Airbnb shifts focus to local residents
Airbnb, the American sharing-economy platform, is seeking to recover its struggling business in Thailand by pivoting to domestic tourism, while providing mild relief to thousands of landlords on its platform nationwide.
Last year, Airbnb reported 2.5 million guests at its users' properties in Thailand through 99,000 listings, before facing massive drops in bookings this year due to the Covid-19 pandemic, lockdowns and travel restrictions.
Bloomberg reported that the company saw a 67% plunge in second-quarter revenue, from US$1 billion in 2019.
The company, which plans a stock listing this year, does not report specific data. But Airbnb has enjoyed a domestic tourism resurgence in Thailand in the post-lockdown period.
From May 31 to June 6, the number of domestic bookings (by local residents) surged 13% year-on-year.
As 92% of Airbnb guests in Thailand last year came from overseas, the company's user base has likely shrunk considerably since the ban on international travellers in March.
"We are seeing recovery of our business, but we are seeing our business take on a different form, from international to domestic travel," Mike Orgill, director of public policy for Asia-Pacific at Airbnb, told a media roundtable in Bangkok. "We are excited as countries are able to resolve the broader Covid crisis and reopen some of these travel corridors and will see Airbnb's business adapt to change."
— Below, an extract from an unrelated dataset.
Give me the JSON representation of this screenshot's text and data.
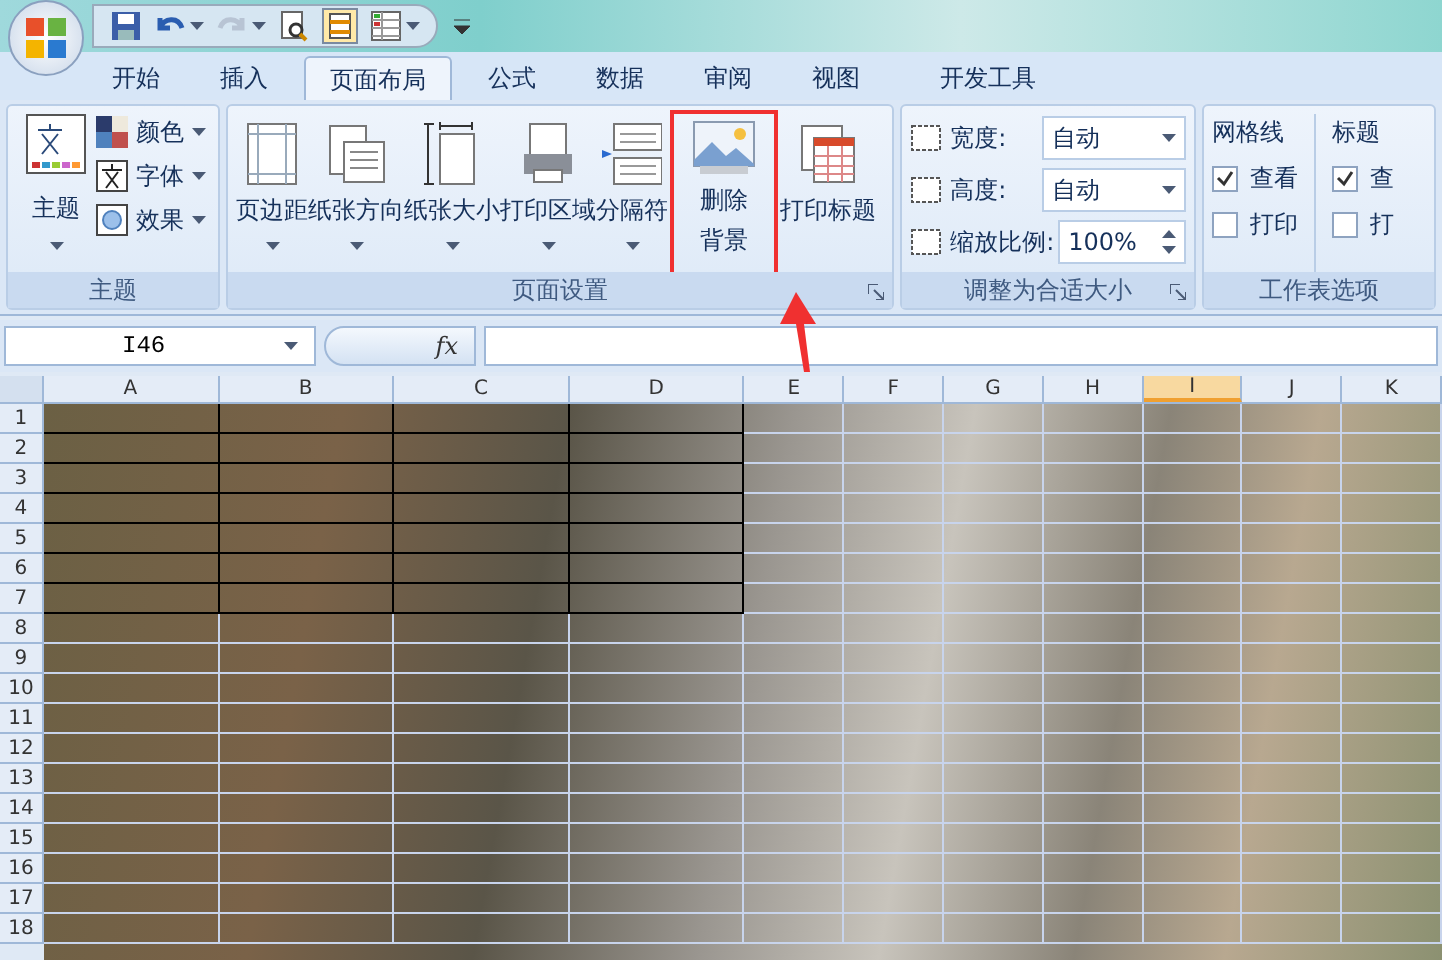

The company has come under fire from hotel groups that accuse it of skirting local regulations by allowing the platform to be used by home renters without a hotel licence.
Airbnb has responded by lobbying the government, asking for clear regulations that would allow this new business model of short-term rentals without becoming burdensome for its landlords.
The company has been working with Thai authorities like the Department of Local Administration and the Community Development Department to promote local tourism.
It also worked with the Tourism Ministry to provide extra rooms for Thailand Moto GP 2018 in Buri Ram, which coincided with a partnership between the ministry and Grab Taxi, a tech company in similar legal limbo in Thailand.
To provide aid to those offering rentals on the platform, Airbnb relaxed its cancellation policy, removing penalties for cancellations that previously could jeopardise host privileges.
The company is also offering US$5,000 grants to its "superhosts" or hosts with a high booking and good review rates.
Airbnb is touting the positive impact it has made for Thailand through an economic impact report through the consultancy firm Oxford Economics.
The report says Airbnb guests and hosts added 43.7 billion baht to Thailand's GDP, which was calculated based on estimated tourism spending of its guests.
The report only considers gross tourism spending, however.
"When we refer to Airbnb guest spending in the study, we refer not only to the amount spent on Airbnb, but the wider spending that guests do during their time here," said James Lambert, director of economic consulting at Oxford Economics. "The majority of spending came outside the rental through the retail sector, restaurants and other non-accommodation services."